> **WORK REQUEST**
Nothing but a number should be returned: the count of lines in the records that contain "letters".

[Website and app data records]
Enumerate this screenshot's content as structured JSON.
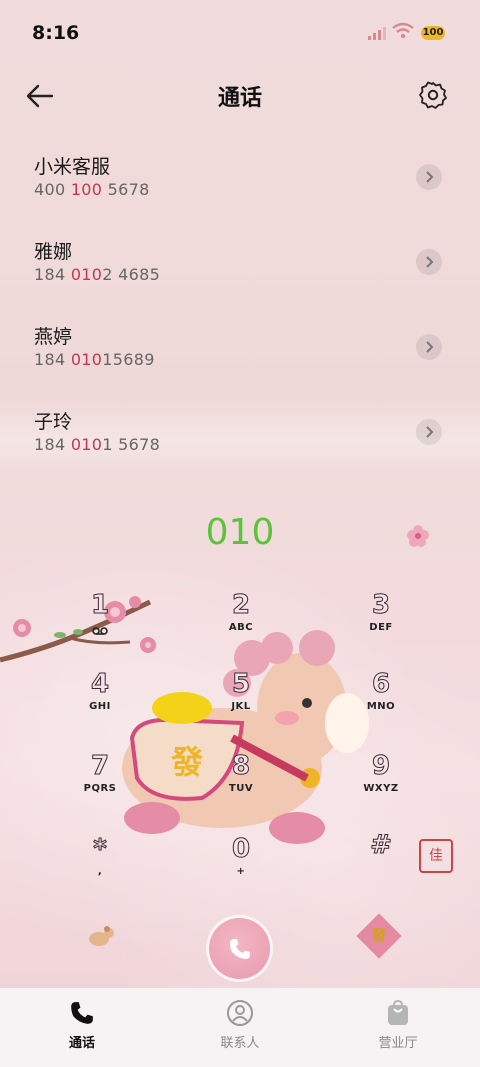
{
  "status_bar": {
    "time": "8:16",
    "battery": "100"
  },
  "header": {
    "title": "通话"
  },
  "calls": [
    {
      "name": "小米客服",
      "num_pre": "400 ",
      "num_hl": "100",
      "num_post": " 5678"
    },
    {
      "name": "雅娜",
      "num_pre": "184 ",
      "num_hl": "010",
      "num_post": "2 4685"
    },
    {
      "name": "燕婷",
      "num_pre": "184 ",
      "num_hl": "010",
      "num_post": "15689"
    },
    {
      "name": "子玲",
      "num_pre": "184 ",
      "num_hl": "010",
      "num_post": "1 5678"
    }
  ],
  "dialed": "010",
  "keys": [
    {
      "digit": "1",
      "letters": ""
    },
    {
      "digit": "2",
      "letters": "ABC"
    },
    {
      "digit": "3",
      "letters": "DEF"
    },
    {
      "digit": "4",
      "letters": "GHI"
    },
    {
      "digit": "5",
      "letters": "JKL"
    },
    {
      "digit": "6",
      "letters": "MNO"
    },
    {
      "digit": "7",
      "letters": "PQRS"
    },
    {
      "digit": "8",
      "letters": "TUV"
    },
    {
      "digit": "9",
      "letters": "WXYZ"
    },
    {
      "digit": "*",
      "letters": ","
    },
    {
      "digit": "0",
      "letters": "+"
    },
    {
      "digit": "#",
      "letters": ""
    }
  ],
  "decor": {
    "horse_badge": "發",
    "seal": "佳"
  },
  "nav": {
    "tabs": [
      {
        "label": "通话",
        "icon": "phone-icon",
        "active": true
      },
      {
        "label": "联系人",
        "icon": "contact-icon",
        "active": false
      },
      {
        "label": "营业厅",
        "icon": "bag-icon",
        "active": false
      }
    ]
  },
  "colors": {
    "accent_green": "#5cc43a",
    "highlight": "#c0394f",
    "call_button": "#e99aae"
  }
}
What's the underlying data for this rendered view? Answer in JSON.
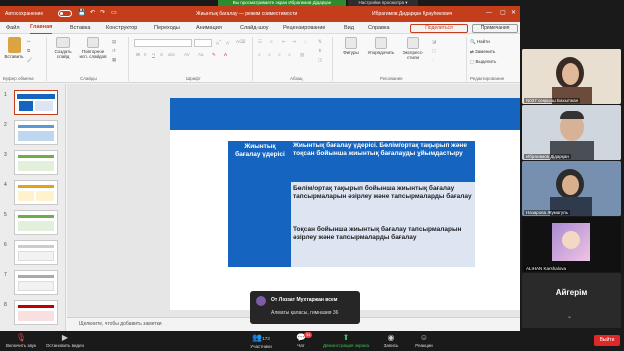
{
  "zoom": {
    "share_banner": "Вы просматриваете экран Ибрагимов Дідарқан",
    "view_options": "Настройки просмотра ▾",
    "bottom": {
      "mic_label": "Включить звук",
      "video_label": "Остановить видео",
      "participants_label": "Участники",
      "participants_count": "173",
      "chat_label": "Чат",
      "chat_badge": "34",
      "share_label": "Демонстрация экрана",
      "record_label": "Запись",
      "reactions_label": "Реакции",
      "leave_label": "Выйти"
    },
    "toast": {
      "title": "От Ләззат Мухтаржан всем",
      "message": "Алматы қаласы, гимназия 36"
    },
    "participants": [
      {
        "name": "N037 сеңкызы Бахытжан"
      },
      {
        "name": "Ибрагимов Дідарқан"
      },
      {
        "name": "Назарова Жумагуль"
      },
      {
        "name": "ALIHAN Karshalova"
      },
      {
        "name": "Айгерім"
      }
    ]
  },
  "ppt": {
    "autosave_label": "Автосохранение",
    "autosave_state": "●",
    "title": "Жиынтық бағалау — режим совместимости",
    "user": "Ибрагимов Дидарқан Қрауһекович",
    "tabs": [
      "Файл",
      "Главная",
      "Вставка",
      "Конструктор",
      "Переходы",
      "Анимация",
      "Слайд-шоу",
      "Рецензирование",
      "Вид",
      "Справка"
    ],
    "active_tab": "Главная",
    "share_btn": "Поделиться",
    "comments_btn": "Примечания",
    "ribbon": {
      "paste": "Вставить",
      "clipboard_group": "Буфер обмена",
      "new_slide": "Создать слайд",
      "reuse_slides": "Повторное исп. слайдов",
      "slides_group": "Слайды",
      "font_group": "Шрифт",
      "paragraph_group": "Абзац",
      "shapes": "Фигуры",
      "arrange": "Упорядочить",
      "styles": "Экспресс-стили",
      "drawing_group": "Рисование",
      "find": "Найти",
      "replace": "Заменить",
      "select": "Выделить",
      "editing_group": "Редактирование"
    },
    "thumbnail_numbers": [
      "1",
      "2",
      "3",
      "4",
      "5",
      "6",
      "7",
      "8"
    ],
    "notes_placeholder": "Щелкните, чтобы добавить заметки",
    "slide": {
      "left_header": "Жиынтық бағалау үдерісі",
      "cell1": "Жиынтық бағалау үдерісі. Бөлім/ортақ тақырып және тоқсан бойынша жиынтық бағалауды ұйымдастыру",
      "cell2": "Бөлім/ортақ тақырып бойынша жиынтық бағалау тапсырмаларын әзірлеу және тапсырмаларды бағалау",
      "cell3": "Тоқсан бойынша жиынтық бағалау тапсырмаларын әзірлеу және тапсырмаларды бағалау"
    }
  }
}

> **ANSWER BOX**
12